**ASSIGNMENT:**
Please work out how many lines below contain the word "true", and reply with only that number.
┄┄┄┄┄┄┄┄┄┄
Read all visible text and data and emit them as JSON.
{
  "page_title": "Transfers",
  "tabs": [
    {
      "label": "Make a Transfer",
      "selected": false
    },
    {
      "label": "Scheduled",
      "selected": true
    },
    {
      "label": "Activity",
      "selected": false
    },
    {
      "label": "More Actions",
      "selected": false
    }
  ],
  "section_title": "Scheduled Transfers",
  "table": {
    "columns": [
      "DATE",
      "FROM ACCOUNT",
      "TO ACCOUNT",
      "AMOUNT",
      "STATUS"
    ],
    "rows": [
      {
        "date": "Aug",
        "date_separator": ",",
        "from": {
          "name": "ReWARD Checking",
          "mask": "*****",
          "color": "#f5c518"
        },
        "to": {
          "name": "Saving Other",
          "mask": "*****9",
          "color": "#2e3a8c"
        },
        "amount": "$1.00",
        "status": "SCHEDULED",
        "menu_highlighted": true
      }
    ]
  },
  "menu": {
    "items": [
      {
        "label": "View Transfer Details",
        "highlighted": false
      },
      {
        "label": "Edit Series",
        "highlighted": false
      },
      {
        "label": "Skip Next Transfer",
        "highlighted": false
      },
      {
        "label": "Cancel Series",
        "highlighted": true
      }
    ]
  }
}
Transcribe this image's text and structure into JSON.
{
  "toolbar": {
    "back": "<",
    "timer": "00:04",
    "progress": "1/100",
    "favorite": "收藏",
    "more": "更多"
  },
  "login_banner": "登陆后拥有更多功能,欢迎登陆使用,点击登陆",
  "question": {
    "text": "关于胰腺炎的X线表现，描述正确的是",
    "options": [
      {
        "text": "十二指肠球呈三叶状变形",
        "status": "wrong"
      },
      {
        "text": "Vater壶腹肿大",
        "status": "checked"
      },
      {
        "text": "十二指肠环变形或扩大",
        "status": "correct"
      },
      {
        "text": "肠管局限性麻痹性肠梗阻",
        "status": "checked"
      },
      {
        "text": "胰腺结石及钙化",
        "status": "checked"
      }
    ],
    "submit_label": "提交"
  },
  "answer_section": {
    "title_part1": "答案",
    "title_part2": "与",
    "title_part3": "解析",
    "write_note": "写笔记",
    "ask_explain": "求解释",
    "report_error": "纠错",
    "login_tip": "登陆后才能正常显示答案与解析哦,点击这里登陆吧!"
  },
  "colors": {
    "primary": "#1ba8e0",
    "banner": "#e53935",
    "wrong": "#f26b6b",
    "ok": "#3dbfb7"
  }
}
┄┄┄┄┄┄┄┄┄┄
**YOUR RESPONSE:**
3